For this exercise, print all of the data exactly as given.

-- -- --

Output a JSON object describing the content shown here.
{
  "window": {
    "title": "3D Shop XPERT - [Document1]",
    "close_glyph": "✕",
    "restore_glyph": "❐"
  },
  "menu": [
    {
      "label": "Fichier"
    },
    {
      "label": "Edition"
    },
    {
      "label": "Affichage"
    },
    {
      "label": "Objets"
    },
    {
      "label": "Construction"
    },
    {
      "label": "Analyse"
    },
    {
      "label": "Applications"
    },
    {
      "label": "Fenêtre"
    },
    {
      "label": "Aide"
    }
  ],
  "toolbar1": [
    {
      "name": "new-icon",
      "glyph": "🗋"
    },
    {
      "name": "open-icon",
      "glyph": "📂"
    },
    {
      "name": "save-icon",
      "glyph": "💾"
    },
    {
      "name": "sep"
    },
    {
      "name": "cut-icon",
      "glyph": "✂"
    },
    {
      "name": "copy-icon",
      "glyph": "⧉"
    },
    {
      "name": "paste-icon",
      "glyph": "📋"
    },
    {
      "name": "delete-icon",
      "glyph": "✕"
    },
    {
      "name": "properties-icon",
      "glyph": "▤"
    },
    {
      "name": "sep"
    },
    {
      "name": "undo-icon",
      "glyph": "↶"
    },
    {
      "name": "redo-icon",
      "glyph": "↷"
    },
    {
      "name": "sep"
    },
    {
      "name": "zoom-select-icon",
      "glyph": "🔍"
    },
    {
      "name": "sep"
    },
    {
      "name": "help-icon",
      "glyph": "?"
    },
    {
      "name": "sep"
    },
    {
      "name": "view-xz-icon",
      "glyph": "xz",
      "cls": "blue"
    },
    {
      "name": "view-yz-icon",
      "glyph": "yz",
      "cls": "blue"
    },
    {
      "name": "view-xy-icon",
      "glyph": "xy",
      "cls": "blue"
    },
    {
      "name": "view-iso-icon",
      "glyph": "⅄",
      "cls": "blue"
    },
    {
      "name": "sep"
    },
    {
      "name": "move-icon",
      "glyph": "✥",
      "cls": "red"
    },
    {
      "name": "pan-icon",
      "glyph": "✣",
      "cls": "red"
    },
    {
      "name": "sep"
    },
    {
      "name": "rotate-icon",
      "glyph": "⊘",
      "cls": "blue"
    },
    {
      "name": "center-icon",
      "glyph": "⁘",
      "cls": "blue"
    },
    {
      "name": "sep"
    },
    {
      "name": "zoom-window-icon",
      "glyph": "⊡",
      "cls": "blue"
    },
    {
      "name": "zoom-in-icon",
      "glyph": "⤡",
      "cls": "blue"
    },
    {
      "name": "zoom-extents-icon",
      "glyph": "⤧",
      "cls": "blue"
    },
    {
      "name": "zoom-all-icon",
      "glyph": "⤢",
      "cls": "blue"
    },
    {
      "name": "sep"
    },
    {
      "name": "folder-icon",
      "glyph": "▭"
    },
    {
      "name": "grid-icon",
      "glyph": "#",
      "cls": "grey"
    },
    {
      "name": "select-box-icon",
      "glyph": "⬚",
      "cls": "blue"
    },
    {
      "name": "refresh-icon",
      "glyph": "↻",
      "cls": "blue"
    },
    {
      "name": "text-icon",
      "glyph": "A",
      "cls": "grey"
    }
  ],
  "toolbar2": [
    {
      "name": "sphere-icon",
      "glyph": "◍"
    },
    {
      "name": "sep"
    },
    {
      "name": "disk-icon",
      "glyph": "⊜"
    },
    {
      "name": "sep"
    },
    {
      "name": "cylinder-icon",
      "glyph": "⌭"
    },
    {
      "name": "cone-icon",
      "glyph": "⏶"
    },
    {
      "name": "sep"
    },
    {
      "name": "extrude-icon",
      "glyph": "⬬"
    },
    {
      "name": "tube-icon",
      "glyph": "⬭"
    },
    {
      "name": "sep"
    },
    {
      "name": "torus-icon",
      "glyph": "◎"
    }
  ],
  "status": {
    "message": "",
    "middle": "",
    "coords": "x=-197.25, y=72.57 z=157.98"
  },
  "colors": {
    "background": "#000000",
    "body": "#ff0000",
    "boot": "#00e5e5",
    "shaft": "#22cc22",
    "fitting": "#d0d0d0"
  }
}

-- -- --

• **ANSWER SECTION**:
Output a JSON object describing the content shown here.
{
  "window": {
    "title": "3D Shop XPERT - [Document1]",
    "close_glyph": "✕",
    "restore_glyph": "❐"
  },
  "menu": [
    {
      "label": "Fichier"
    },
    {
      "label": "Edition"
    },
    {
      "label": "Affichage"
    },
    {
      "label": "Objets"
    },
    {
      "label": "Construction"
    },
    {
      "label": "Analyse"
    },
    {
      "label": "Applications"
    },
    {
      "label": "Fenêtre"
    },
    {
      "label": "Aide"
    }
  ],
  "toolbar1": [
    {
      "name": "new-icon",
      "glyph": "🗋"
    },
    {
      "name": "open-icon",
      "glyph": "📂"
    },
    {
      "name": "save-icon",
      "glyph": "💾"
    },
    {
      "name": "sep"
    },
    {
      "name": "cut-icon",
      "glyph": "✂"
    },
    {
      "name": "copy-icon",
      "glyph": "⧉"
    },
    {
      "name": "paste-icon",
      "glyph": "📋"
    },
    {
      "name": "delete-icon",
      "glyph": "✕"
    },
    {
      "name": "properties-icon",
      "glyph": "▤"
    },
    {
      "name": "sep"
    },
    {
      "name": "undo-icon",
      "glyph": "↶"
    },
    {
      "name": "redo-icon",
      "glyph": "↷"
    },
    {
      "name": "sep"
    },
    {
      "name": "zoom-select-icon",
      "glyph": "🔍"
    },
    {
      "name": "sep"
    },
    {
      "name": "help-icon",
      "glyph": "?"
    },
    {
      "name": "sep"
    },
    {
      "name": "view-xz-icon",
      "glyph": "xz",
      "cls": "blue"
    },
    {
      "name": "view-yz-icon",
      "glyph": "yz",
      "cls": "blue"
    },
    {
      "name": "view-xy-icon",
      "glyph": "xy",
      "cls": "blue"
    },
    {
      "name": "view-iso-icon",
      "glyph": "⅄",
      "cls": "blue"
    },
    {
      "name": "sep"
    },
    {
      "name": "move-icon",
      "glyph": "✥",
      "cls": "red"
    },
    {
      "name": "pan-icon",
      "glyph": "✣",
      "cls": "red"
    },
    {
      "name": "sep"
    },
    {
      "name": "rotate-icon",
      "glyph": "⊘",
      "cls": "blue"
    },
    {
      "name": "center-icon",
      "glyph": "⁘",
      "cls": "blue"
    },
    {
      "name": "sep"
    },
    {
      "name": "zoom-window-icon",
      "glyph": "⊡",
      "cls": "blue"
    },
    {
      "name": "zoom-in-icon",
      "glyph": "⤡",
      "cls": "blue"
    },
    {
      "name": "zoom-extents-icon",
      "glyph": "⤧",
      "cls": "blue"
    },
    {
      "name": "zoom-all-icon",
      "glyph": "⤢",
      "cls": "blue"
    },
    {
      "name": "sep"
    },
    {
      "name": "folder-icon",
      "glyph": "▭"
    },
    {
      "name": "grid-icon",
      "glyph": "#",
      "cls": "grey"
    },
    {
      "name": "select-box-icon",
      "glyph": "⬚",
      "cls": "blue"
    },
    {
      "name": "refresh-icon",
      "glyph": "↻",
      "cls": "blue"
    },
    {
      "name": "text-icon",
      "glyph": "A",
      "cls": "grey"
    }
  ],
  "toolbar2": [
    {
      "name": "sphere-icon",
      "glyph": "◍"
    },
    {
      "name": "sep"
    },
    {
      "name": "disk-icon",
      "glyph": "⊜"
    },
    {
      "name": "sep"
    },
    {
      "name": "cylinder-icon",
      "glyph": "⌭"
    },
    {
      "name": "cone-icon",
      "glyph": "⏶"
    },
    {
      "name": "sep"
    },
    {
      "name": "extrude-icon",
      "glyph": "⬬"
    },
    {
      "name": "tube-icon",
      "glyph": "⬭"
    },
    {
      "name": "sep"
    },
    {
      "name": "torus-icon",
      "glyph": "◎"
    }
  ],
  "status": {
    "message": "",
    "middle": "",
    "coords": "x=-197.25, y=72.57 z=157.98"
  },
  "colors": {
    "background": "#000000",
    "body": "#ff0000",
    "boot": "#00e5e5",
    "shaft": "#22cc22",
    "fitting": "#d0d0d0"
  }
}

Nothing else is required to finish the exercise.